**Task prompt:** Restate the data below, keeping every line the same.

**Provided records:**
= Beginning of Section =
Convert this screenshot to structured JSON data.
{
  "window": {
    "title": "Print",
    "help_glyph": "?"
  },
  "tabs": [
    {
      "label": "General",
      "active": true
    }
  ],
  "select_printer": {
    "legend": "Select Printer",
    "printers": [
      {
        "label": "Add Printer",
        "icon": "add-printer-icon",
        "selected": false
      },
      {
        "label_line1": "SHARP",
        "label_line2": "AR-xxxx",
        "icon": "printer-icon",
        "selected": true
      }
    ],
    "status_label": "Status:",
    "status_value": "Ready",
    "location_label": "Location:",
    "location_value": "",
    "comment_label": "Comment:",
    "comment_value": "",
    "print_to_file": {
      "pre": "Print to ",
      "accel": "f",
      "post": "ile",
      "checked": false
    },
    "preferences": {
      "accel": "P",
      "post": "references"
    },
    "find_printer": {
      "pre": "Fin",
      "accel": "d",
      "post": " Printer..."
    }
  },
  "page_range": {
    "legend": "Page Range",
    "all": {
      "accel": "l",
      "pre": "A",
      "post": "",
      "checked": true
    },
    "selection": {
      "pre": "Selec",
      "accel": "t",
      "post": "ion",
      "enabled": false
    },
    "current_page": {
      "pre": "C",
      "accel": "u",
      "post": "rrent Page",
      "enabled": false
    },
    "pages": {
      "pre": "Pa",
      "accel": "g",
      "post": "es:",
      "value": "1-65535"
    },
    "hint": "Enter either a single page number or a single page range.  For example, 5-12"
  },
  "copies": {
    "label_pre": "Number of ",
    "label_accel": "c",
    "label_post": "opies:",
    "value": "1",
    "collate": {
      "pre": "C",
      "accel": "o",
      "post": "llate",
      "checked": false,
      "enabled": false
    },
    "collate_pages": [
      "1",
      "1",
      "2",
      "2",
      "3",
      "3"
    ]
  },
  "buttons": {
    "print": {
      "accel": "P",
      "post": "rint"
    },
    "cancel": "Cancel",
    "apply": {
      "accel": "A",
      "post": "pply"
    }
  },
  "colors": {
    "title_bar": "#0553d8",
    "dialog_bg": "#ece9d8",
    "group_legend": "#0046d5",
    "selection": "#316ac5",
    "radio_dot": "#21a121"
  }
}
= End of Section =
**Finished task:**
Convert this screenshot to structured JSON data.
{
  "window": {
    "title": "Print",
    "help_glyph": "?"
  },
  "tabs": [
    {
      "label": "General",
      "active": true
    }
  ],
  "select_printer": {
    "legend": "Select Printer",
    "printers": [
      {
        "label": "Add Printer",
        "icon": "add-printer-icon",
        "selected": false
      },
      {
        "label_line1": "SHARP",
        "label_line2": "AR-xxxx",
        "icon": "printer-icon",
        "selected": true
      }
    ],
    "status_label": "Status:",
    "status_value": "Ready",
    "location_label": "Location:",
    "location_value": "",
    "comment_label": "Comment:",
    "comment_value": "",
    "print_to_file": {
      "pre": "Print to ",
      "accel": "f",
      "post": "ile",
      "checked": false
    },
    "preferences": {
      "accel": "P",
      "post": "references"
    },
    "find_printer": {
      "pre": "Fin",
      "accel": "d",
      "post": " Printer..."
    }
  },
  "page_range": {
    "legend": "Page Range",
    "all": {
      "accel": "l",
      "pre": "A",
      "post": "",
      "checked": true
    },
    "selection": {
      "pre": "Selec",
      "accel": "t",
      "post": "ion",
      "enabled": false
    },
    "current_page": {
      "pre": "C",
      "accel": "u",
      "post": "rrent Page",
      "enabled": false
    },
    "pages": {
      "pre": "Pa",
      "accel": "g",
      "post": "es:",
      "value": "1-65535"
    },
    "hint": "Enter either a single page number or a single page range.  For example, 5-12"
  },
  "copies": {
    "label_pre": "Number of ",
    "label_accel": "c",
    "label_post": "opies:",
    "value": "1",
    "collate": {
      "pre": "C",
      "accel": "o",
      "post": "llate",
      "checked": false,
      "enabled": false
    },
    "collate_pages": [
      "1",
      "1",
      "2",
      "2",
      "3",
      "3"
    ]
  },
  "buttons": {
    "print": {
      "accel": "P",
      "post": "rint"
    },
    "cancel": "Cancel",
    "apply": {
      "accel": "A",
      "post": "pply"
    }
  },
  "colors": {
    "title_bar": "#0553d8",
    "dialog_bg": "#ece9d8",
    "group_legend": "#0046d5",
    "selection": "#316ac5",
    "radio_dot": "#21a121"
  }
}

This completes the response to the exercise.